EXERCISE INSTRUCTIONS:
When scanning the data, count every line with "Media" in it, and report only the resulting number.

WORKING DATA below:

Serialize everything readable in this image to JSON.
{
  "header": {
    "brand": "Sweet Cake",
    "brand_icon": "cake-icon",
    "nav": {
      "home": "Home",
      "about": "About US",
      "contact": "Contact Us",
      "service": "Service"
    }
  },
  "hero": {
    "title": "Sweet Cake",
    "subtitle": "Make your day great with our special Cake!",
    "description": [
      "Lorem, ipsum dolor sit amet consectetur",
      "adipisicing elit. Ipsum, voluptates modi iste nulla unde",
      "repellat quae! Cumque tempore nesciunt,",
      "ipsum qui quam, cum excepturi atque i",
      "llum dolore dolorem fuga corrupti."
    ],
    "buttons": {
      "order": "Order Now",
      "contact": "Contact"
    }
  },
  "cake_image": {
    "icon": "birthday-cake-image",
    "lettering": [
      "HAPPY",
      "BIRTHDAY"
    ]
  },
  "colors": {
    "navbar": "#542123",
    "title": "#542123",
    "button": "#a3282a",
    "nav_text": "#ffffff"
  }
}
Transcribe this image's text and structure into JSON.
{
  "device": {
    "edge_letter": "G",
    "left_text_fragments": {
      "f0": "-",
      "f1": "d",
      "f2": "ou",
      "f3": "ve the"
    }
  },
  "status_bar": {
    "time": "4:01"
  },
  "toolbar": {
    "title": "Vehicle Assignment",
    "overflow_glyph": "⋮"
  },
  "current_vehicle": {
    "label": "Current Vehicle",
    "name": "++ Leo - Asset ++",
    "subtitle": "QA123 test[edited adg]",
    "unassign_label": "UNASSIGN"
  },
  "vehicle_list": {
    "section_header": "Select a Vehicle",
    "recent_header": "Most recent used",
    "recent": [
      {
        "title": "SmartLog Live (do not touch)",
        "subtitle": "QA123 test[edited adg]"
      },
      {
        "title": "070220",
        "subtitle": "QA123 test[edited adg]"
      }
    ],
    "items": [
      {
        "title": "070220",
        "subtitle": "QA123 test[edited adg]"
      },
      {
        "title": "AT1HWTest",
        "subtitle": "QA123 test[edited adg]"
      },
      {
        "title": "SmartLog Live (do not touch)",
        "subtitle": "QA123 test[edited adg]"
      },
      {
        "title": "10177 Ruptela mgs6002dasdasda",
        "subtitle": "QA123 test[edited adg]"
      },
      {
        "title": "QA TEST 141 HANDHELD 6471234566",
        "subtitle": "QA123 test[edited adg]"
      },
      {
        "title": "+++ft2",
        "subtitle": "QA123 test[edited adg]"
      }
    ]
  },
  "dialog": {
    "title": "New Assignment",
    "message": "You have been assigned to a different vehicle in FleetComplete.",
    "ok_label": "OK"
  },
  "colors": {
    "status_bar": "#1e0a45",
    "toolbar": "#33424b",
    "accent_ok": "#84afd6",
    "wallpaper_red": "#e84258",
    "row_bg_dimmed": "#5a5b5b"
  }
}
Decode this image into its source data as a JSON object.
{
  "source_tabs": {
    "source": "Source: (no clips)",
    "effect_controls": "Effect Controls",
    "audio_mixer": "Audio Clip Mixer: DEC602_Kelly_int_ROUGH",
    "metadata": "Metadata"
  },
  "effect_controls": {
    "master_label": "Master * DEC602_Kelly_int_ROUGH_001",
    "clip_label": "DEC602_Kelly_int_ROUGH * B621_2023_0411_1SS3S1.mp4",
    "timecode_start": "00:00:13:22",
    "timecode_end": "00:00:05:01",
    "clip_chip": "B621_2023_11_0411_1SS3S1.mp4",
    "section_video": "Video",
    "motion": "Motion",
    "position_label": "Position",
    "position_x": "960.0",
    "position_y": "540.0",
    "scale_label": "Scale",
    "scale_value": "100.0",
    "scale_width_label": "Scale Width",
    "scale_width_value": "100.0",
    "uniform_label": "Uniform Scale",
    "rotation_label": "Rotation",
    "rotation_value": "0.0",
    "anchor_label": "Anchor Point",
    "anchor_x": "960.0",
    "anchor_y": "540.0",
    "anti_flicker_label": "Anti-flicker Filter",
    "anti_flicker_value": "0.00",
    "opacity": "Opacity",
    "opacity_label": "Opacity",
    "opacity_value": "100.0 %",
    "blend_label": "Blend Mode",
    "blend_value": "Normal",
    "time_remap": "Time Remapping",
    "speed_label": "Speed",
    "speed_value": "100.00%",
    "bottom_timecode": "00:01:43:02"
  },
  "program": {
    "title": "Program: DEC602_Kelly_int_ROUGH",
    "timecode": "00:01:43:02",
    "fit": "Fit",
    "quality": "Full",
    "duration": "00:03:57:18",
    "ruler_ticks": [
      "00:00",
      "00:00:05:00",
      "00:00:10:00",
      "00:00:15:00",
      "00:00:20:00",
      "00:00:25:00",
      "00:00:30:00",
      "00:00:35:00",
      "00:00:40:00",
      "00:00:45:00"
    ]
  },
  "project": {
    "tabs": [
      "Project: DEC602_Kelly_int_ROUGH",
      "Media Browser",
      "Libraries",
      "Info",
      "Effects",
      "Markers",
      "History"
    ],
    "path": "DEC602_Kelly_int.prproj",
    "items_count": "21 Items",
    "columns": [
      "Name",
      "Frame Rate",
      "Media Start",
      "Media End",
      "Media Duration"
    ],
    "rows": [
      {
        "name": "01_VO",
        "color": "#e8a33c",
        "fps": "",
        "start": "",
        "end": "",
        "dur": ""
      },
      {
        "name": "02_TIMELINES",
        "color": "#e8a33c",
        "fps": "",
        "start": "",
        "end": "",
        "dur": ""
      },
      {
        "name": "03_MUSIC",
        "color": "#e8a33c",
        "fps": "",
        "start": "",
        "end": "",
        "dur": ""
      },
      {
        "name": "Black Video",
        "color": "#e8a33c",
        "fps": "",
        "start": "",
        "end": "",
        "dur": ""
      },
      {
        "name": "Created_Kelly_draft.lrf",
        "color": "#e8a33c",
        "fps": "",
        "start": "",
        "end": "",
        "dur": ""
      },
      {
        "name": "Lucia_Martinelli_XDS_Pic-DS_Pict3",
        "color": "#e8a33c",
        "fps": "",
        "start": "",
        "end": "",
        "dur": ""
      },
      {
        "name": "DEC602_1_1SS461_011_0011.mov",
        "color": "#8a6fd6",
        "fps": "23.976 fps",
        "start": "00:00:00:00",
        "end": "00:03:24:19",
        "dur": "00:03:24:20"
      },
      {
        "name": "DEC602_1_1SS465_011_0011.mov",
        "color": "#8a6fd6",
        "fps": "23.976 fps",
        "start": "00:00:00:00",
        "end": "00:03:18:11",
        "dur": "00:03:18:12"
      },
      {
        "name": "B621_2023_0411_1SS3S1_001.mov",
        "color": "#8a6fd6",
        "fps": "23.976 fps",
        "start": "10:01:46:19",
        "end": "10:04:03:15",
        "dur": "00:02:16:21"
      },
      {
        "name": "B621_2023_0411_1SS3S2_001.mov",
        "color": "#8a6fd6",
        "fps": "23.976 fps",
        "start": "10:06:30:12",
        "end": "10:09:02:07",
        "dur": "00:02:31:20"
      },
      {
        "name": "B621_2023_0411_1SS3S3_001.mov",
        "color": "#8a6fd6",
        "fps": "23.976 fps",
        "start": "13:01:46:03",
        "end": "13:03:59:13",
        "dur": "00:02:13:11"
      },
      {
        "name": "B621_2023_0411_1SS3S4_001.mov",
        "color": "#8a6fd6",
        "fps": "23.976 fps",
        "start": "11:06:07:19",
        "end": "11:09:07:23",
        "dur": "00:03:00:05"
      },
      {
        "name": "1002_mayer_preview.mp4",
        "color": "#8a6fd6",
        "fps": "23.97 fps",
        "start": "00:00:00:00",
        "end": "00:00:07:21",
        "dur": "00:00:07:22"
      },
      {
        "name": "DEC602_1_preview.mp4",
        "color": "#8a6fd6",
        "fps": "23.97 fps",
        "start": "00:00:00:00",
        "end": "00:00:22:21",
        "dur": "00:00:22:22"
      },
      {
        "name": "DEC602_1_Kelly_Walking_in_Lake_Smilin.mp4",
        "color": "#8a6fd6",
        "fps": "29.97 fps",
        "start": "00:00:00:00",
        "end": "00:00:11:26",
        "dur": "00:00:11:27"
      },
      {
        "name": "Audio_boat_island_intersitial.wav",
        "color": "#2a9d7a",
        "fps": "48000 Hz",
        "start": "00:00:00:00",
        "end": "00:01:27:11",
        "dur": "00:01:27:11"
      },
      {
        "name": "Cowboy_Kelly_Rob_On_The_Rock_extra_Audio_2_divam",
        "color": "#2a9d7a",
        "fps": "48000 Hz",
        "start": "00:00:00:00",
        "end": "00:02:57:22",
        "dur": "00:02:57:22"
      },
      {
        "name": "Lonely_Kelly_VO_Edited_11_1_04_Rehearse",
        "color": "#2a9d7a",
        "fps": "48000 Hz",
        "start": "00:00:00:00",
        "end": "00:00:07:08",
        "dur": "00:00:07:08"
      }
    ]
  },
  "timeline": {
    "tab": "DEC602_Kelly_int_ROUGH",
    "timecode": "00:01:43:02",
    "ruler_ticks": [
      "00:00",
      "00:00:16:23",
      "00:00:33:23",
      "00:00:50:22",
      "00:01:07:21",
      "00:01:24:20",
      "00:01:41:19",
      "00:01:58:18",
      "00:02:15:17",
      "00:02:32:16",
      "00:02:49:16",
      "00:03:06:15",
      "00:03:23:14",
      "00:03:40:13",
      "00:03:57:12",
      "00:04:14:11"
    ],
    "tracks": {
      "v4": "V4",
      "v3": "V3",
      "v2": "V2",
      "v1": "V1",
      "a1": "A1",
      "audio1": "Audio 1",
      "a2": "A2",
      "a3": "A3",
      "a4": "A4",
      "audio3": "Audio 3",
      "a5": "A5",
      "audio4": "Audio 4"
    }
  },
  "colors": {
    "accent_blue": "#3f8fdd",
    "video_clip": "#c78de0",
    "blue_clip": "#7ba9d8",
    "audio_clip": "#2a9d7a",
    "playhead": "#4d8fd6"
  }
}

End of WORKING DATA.

EXERCISE RESPONSE:
4